set/obj Tell something to change. E.g. turn a lamp on or set a thermostat. { "value": 20 } Will be just set in coming releases.
evt Events from a subsystem. Format is depending on subsystem.
cmd Commands to a subsystem. Format is depending on subsystem.


The third level is the subsystem. It may be anything, but you should choose something that is unlikely to be mixed up with anything else. For testing use local, test or something not used by anything else.

Subsystem specific

The rest of the topic is depending on the subsystem. You as an integrator might be your own subsystem and set your own rules. Since the functions are always the catalog to relevant data, it is not a problem.
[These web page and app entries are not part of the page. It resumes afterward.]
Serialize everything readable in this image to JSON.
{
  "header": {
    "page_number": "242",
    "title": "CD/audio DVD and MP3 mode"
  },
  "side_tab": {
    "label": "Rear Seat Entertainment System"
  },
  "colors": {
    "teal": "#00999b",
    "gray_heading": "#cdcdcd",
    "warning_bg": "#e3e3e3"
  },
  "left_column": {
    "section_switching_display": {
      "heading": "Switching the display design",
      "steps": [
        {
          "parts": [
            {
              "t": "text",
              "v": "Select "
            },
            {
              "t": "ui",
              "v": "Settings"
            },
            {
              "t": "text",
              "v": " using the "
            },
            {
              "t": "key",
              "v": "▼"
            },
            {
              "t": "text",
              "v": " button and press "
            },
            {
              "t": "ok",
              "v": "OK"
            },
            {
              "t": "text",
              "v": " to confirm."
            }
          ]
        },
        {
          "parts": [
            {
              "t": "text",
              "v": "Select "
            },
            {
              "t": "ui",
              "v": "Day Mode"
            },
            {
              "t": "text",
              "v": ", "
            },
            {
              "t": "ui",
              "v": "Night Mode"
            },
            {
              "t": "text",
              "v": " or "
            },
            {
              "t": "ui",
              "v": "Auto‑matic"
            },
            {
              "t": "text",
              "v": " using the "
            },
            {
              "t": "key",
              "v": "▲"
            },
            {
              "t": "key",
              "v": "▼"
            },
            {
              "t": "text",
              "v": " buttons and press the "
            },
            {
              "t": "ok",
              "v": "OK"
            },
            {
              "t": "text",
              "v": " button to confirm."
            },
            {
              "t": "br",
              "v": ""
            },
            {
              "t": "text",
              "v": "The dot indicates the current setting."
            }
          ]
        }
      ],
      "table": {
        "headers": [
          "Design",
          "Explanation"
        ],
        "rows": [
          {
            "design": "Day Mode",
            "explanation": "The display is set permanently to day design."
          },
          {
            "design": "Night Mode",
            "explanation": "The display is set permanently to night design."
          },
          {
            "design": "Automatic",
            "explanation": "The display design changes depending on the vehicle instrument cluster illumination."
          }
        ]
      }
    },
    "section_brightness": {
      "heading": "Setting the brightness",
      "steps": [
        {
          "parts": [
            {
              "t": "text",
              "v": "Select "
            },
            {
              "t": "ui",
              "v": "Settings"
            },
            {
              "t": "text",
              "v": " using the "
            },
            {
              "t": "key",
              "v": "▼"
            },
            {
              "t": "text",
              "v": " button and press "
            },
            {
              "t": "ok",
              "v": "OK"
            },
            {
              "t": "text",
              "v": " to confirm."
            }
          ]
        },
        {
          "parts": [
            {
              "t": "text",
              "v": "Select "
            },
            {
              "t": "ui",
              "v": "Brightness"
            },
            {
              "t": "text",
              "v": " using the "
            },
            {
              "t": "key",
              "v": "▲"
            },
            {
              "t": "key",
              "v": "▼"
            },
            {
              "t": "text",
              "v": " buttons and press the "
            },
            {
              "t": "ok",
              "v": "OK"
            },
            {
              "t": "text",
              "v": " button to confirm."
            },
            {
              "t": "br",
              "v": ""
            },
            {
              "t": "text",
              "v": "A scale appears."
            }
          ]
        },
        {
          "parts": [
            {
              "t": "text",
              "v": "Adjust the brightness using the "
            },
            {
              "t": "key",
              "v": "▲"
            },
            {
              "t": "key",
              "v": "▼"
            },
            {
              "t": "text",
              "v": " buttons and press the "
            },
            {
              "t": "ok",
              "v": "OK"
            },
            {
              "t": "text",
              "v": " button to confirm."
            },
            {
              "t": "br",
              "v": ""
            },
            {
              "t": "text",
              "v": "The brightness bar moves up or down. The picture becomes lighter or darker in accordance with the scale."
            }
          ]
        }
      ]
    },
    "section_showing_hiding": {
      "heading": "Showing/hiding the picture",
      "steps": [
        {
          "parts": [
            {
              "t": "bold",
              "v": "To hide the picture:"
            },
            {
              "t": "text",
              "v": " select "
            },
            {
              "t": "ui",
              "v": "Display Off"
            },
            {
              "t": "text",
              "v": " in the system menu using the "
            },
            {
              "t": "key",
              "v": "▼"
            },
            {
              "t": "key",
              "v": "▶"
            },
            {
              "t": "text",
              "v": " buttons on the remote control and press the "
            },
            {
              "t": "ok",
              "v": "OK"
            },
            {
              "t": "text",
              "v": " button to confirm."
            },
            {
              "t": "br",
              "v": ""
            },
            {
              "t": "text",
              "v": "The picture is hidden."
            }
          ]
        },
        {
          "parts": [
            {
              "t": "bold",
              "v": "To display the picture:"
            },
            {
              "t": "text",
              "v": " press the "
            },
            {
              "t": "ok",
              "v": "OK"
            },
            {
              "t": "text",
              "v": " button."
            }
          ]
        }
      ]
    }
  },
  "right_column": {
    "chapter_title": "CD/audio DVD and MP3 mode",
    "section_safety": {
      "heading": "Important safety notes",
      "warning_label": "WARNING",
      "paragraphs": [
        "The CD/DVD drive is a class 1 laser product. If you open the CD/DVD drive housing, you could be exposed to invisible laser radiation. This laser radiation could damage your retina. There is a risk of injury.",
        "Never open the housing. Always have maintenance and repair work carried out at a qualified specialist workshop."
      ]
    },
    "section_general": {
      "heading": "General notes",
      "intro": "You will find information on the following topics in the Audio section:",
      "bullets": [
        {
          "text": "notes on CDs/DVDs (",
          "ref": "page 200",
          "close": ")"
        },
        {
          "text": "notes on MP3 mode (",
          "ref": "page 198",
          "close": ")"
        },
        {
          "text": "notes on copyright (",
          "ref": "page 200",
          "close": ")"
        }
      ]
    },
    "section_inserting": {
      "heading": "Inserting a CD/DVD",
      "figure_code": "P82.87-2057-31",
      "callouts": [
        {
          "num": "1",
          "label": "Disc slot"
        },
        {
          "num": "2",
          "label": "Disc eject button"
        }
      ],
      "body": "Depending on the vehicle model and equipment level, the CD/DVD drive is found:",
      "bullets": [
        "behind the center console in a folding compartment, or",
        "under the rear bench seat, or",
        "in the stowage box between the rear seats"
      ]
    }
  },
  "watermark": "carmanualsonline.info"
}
Here are some examples of real world topics:

34/obj/zwave/usb0/node/15/switch: {"value": 255, "timestamp": 1612243870.29}
34/obj/gateway_monitor/9684/icmp/max_rtt: {"value":0.681068,"timestamp":1620749372}
34/obj/local/daylight: {"timestamp":1620749377.785,"value":1}
34/obj/ikea/switch2: {"timestamp":1620749443.576,"value":0}
34/obj/lora/647fda00000012de/temperature: {"timestamp":1620749528,"value":26.70}
34/obj/zwave/usb0/node/17/voltage: {"meter_type": "electric_meter", "value": 235.447, "scale": "V", "timestamp": 1620749938.201}

Note that in the last one there are more information in the payload than specified. This is not a violation and works but the extra data except timestamp, value and msg is not handled by the platform nor saved in the database.

Now it is time to look deeper into the payload.


The payload is also quite simple. Depending on what type of message it is, it might look a bit different. All details are of course in the documentation, but here we explain it some more.


    "timestamp": unix timestamp, float,
    "value": float,
    "msg": "string"

34/obj/lora/647fda00000012de/temperature: {"timestamp":1620749528.12,"value":26.70}

This is the way the sensors update their data. In the example above something reports a value of 26.7. From the topic we can see that it is a LoRa sensor with EUI 647fda00000012de, but that part is subsystem dependent. This topic is also used for sending values if you are the data provider.

There is also a msg field that may contain a string. This is saved in the platform and can be used in several ways. We will discuss it more later.

Please note that there might be other objects in the message, but these will not be saved in the platform.


Note: This will be renamed {client_id}/set/{subsystem}/# in an upcoming release in order to better follow the format.

This topic is used to ask a subsystem to set an object to a new value. E.g. turning the light on, or set a new target temperature on a thermostat. If you are the subsystem, then it's work destined for you of course. Most subsystems uses the obj topic to send the new status back when the object has changed its status. By doing so, the signaling for statuses of object and commands to set status of objects are separated witch makes it easier to separate the roles.


These topics are used for sending events from a subsystems. E.g. you will get an event if any of the functions in an installation is changed. But it can (and was initially intended for) also be used for sending events from sensors. For instance if motion is detected. Note that there is good practice to also send obj to keep track of the status of the object.


The cmd is for sending commands to the subsystem itself. It is used among other things to tell a subsystem to set itself in inclusion mode to accept a new device. But as always, it is you that decides how it works in your case and each subsystem may have its own commands.

Time to try it out

Start two browsers one with the standard user interface and one with the workbench. Change the name of your function on the standard user interface and watch the MQTT debug window in the workbench. You should see an event coming.

When you use the data fiddler you should also see a message with a topic that now makes sense to you.

This is about as much we can do with the platform without introducing some more tools. But don't worry, there is much more fun things to do and learn. Get ready to try Node-RED and Grafana in the next chapters as a way to illustrate the possibilities.